In his victory speech, Netanyahu said that Israel faces “serious challenges –in society, in the economy, and with normalization toward peace with the Arab world. I am certain that with joint forces, we can overcome all of these challenges...”

The Likud’s Rise, Fall, and Rise Again

Netanyahu, running on the Likud ticket, was firstelected in 1996, served for three years, lost to Ehud Barak, and has since won three consecutive terms leading into the recent election.

Thirty other seats to make a comfortable majority of 65 in a possible coalition include: Kulanu 4, Yisrael Beiteinu 5, United Right 5,
Shas 8, and United Torah Judaism 7.

The Labor Party, to which Prime Ministers Ehud Barak and Yitzchak Rabin belonged, received only six seats, under the leadership of
Avi Gabbay.

Likud won 30 seats in the previous election. Likud was created in 1977 by former Irgun leader and Nobel Peace Prize-winner Menachem Begin. The record number of parties registered this election – more than 40 – may have worked in Likud’s favor, with a diffusion of votes to left-leaning parties.

Blue and White (or in Hebrew “Kahol Lavan”) is an amalgam of three parties: Hosen L’Yisrael (led by Gantz), Telem (led by IDF chief Moshe Ya’alon), and Yesh Atid (led by Yair Lapid). Though Gantz was the spokesperson throughout the election, this partnership meant that he would power-share the premiership with Lapid. Each would be the prime minister for a two-year.rotation, with Ganz retaining the title of Opposition Leader the entire time.

Gantz Addresses AIPAC Convention

Two weeks prior to the election, Gantz gave a half-hour stump speech to AIPAC attendees in Washington, DC, in front of an audience of 18,000. Although comparatively few Israelis were in attendance, Gantz ostensibly spoke in order to familiarize pro-Israel Americans, and the media, with his positions.

He placed much emphasis on healing what he believed was a fractured country.
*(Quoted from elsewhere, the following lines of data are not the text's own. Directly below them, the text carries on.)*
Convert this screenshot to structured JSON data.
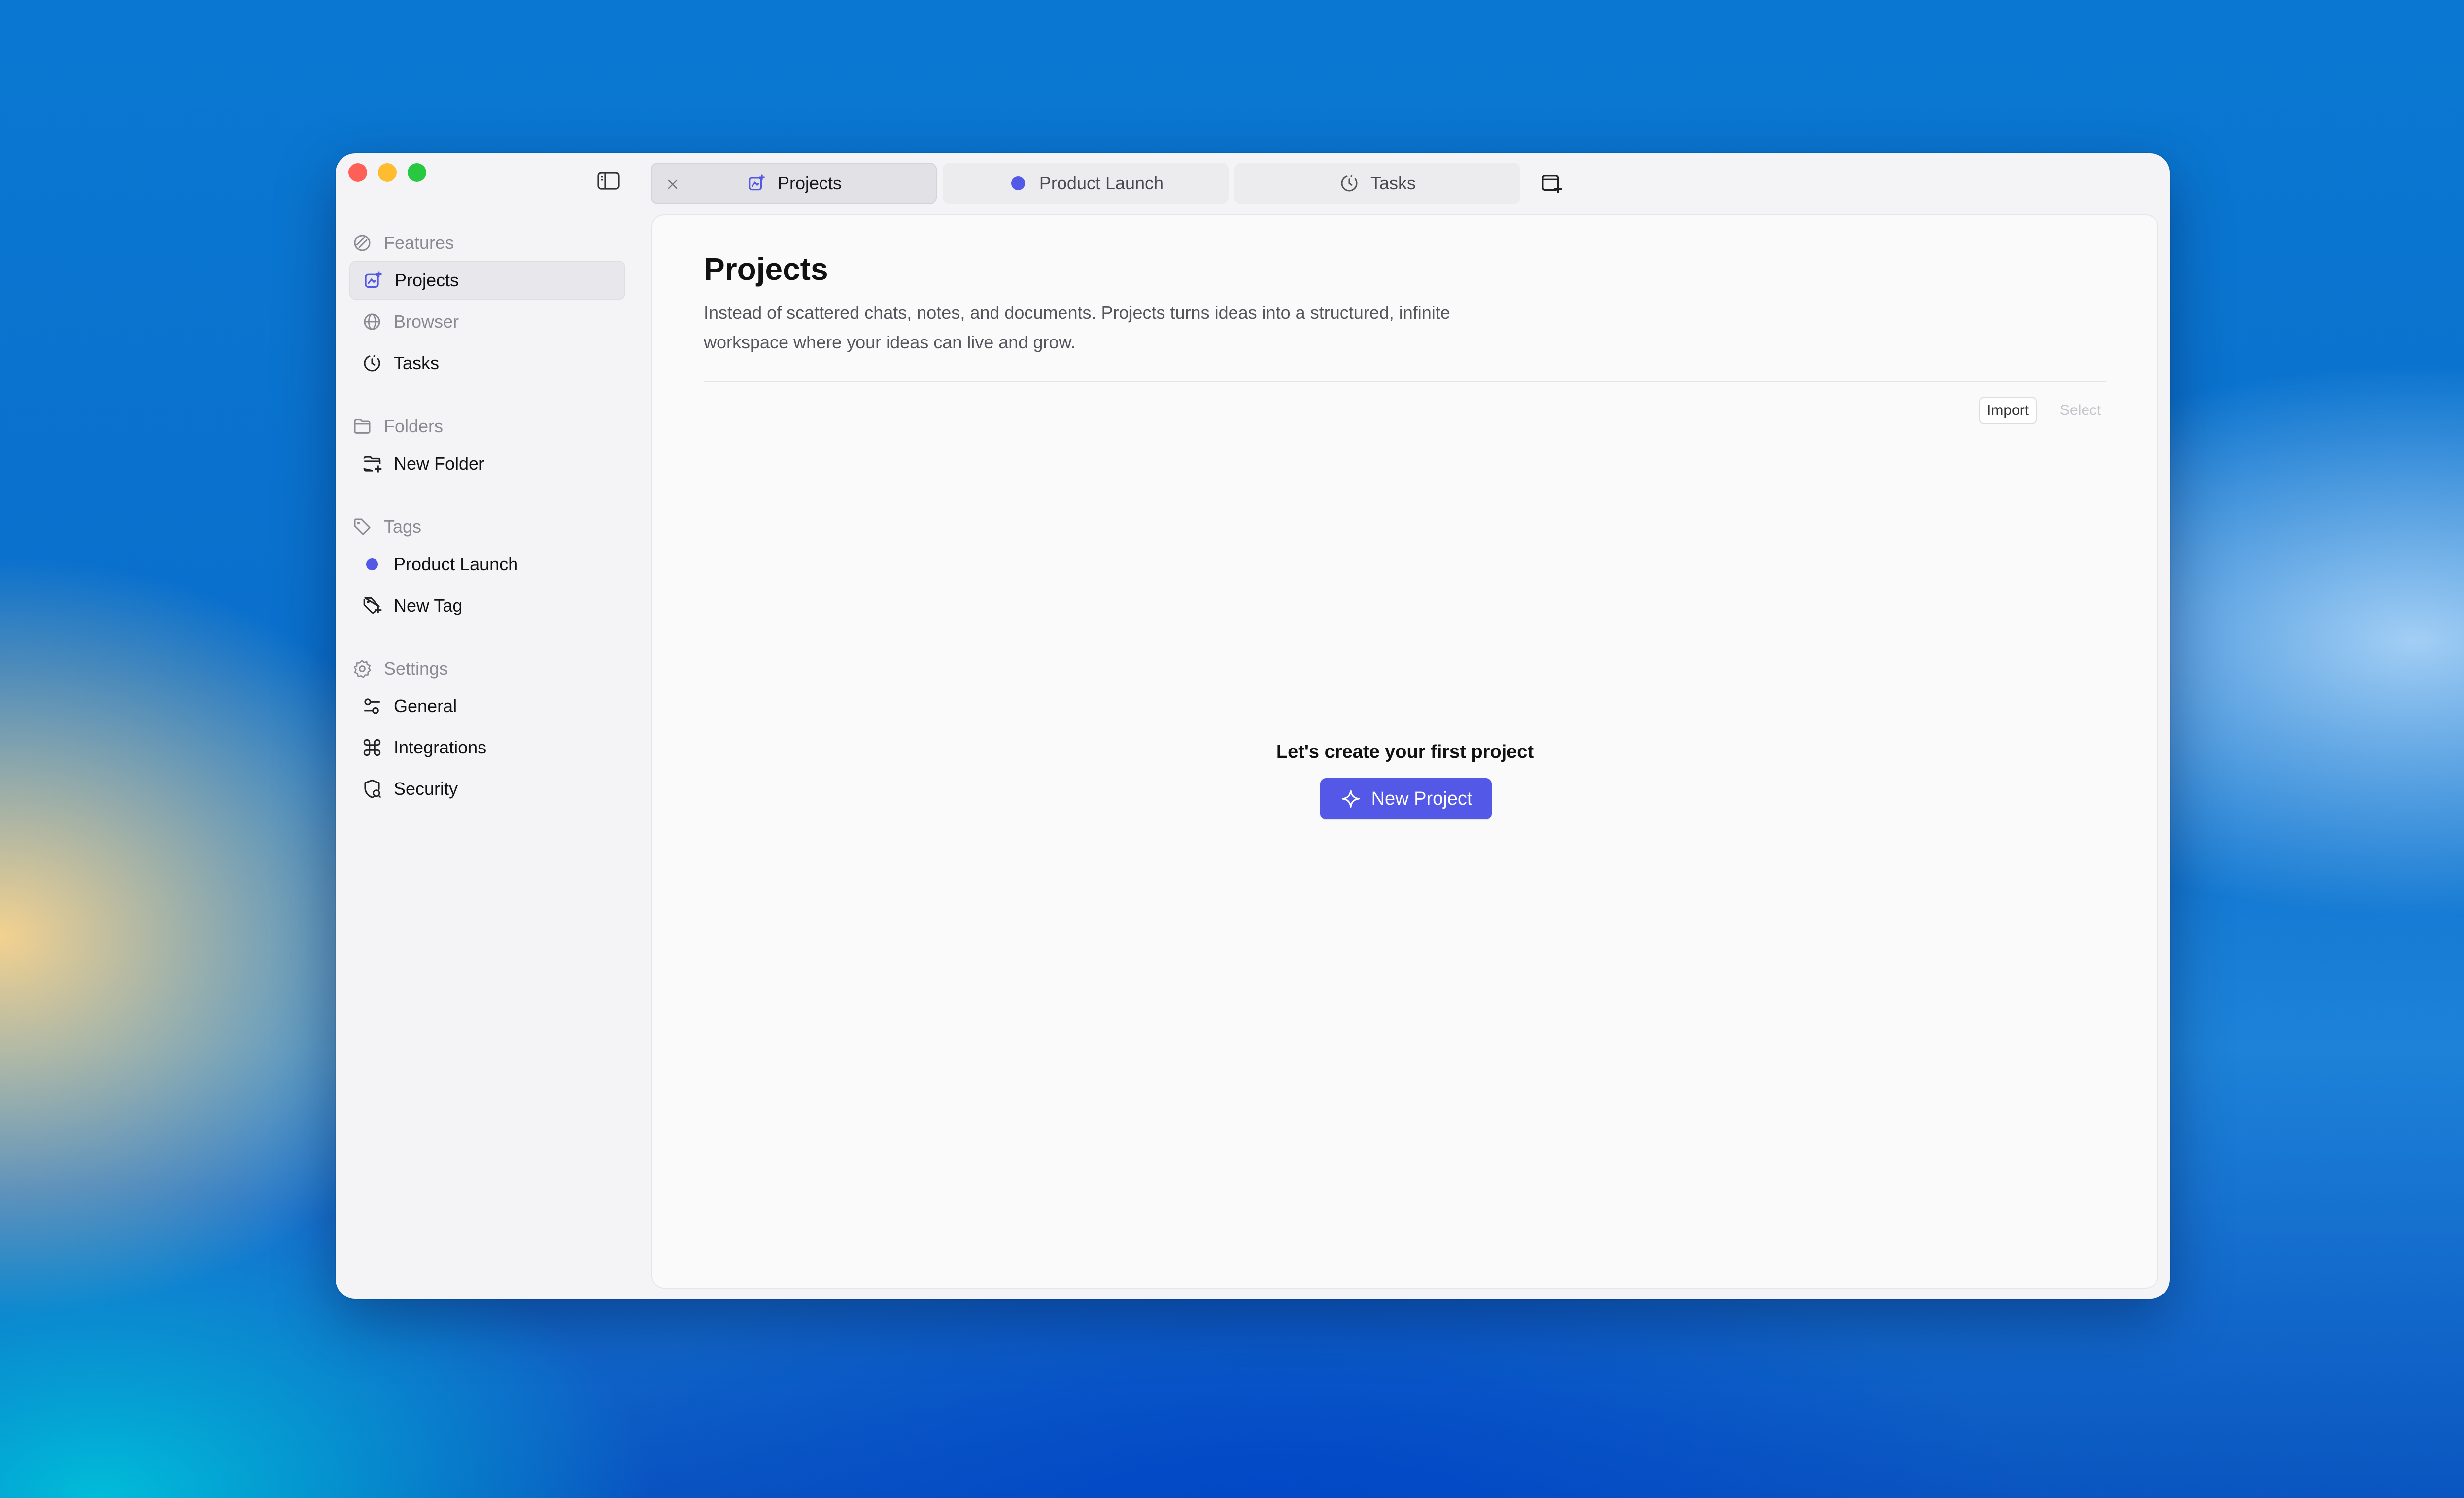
{
  "tabs": [
    {
      "label": "Projects",
      "icon": "projects-icon",
      "active": true,
      "closable": true
    },
    {
      "label": "Product Launch",
      "icon": "tag-dot-icon",
      "active": false
    },
    {
      "label": "Tasks",
      "icon": "clock-icon",
      "active": false
    }
  ],
  "sidebar": {
    "features": {
      "title": "Features",
      "items": [
        {
          "label": "Projects",
          "icon": "projects-icon",
          "active": true
        },
        {
          "label": "Browser",
          "icon": "globe-icon",
          "muted": true
        },
        {
          "label": "Tasks",
          "icon": "clock-icon"
        }
      ]
    },
    "folders": {
      "title": "Folders",
      "items": [
        {
          "label": "New Folder",
          "icon": "folder-plus-icon"
        }
      ]
    },
    "tags": {
      "title": "Tags",
      "items": [
        {
          "label": "Product Launch",
          "icon": "tag-dot-icon"
        },
        {
          "label": "New Tag",
          "icon": "tag-plus-icon"
        }
      ]
    },
    "settings": {
      "title": "Settings",
      "items": [
        {
          "label": "General",
          "icon": "sliders-icon"
        },
        {
          "label": "Integrations",
          "icon": "command-icon"
        },
        {
          "label": "Security",
          "icon": "shield-icon"
        }
      ]
    }
  },
  "main": {
    "title": "Projects",
    "description": "Instead of scattered chats, notes, and documents. Projects turns ideas into a structured, infinite workspace where your ideas can live and grow.",
    "import_label": "Import",
    "select_label": "Select",
    "empty_title": "Let's create your first project",
    "new_project_label": "New Project"
  },
  "colors": {
    "accent": "#5458e6",
    "tag_product_launch": "#5458e6"
  }
}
“As the former IDF Chief of Staff, and the future leader of Israel, I know the secret of our strength is based on our ability to stay together. Unity – that is the secret weapon ofthe Jewish nation.
Our ability to stand together should not be taken for granted. In Bergen-Belsen, no one asked who is Reform and who is Conservative, who is Orthodox or who is secular,” he said.

“Before going into battle, I never checked to see who had kippah under their helmets. Let me tell you, my friends, the divisive dialogue tearing us and our nation apart – it may serve political purposes, but it is shredding the fabric that holds us together.”

Meanwhile, Gantz’s campaign messaging often emphasized Blue and White as being a centrist alternative to Likud. He strove to convince the Israeli electorate that he was a clean leader who had never faced any corruption allegations, unlike his direct opponent, Netanyahu. Netanyahu was able to fend off corruption allegations in the end, and it appeared to voters that Gantz’s positions on foreign relations and security concerns were the same as Netanyahu’s.

President Trump
and Prime Minister Netanyahu

The day after the election, President Donald Trump said toreporters at the White House that the re-elected Prime Minister would be a “Good sign for peace.”

Just weeks prior to the election, Netanyahu was at Trump’s side while President Trump signed a proclamation recognizing the Golan Heights as Israeli sovereign territory. Around the same time, Netanyahu made an extra appeal to right wing voters, issuing a campaign promise saying he would annex Jewish settlements in Judea and Samaria.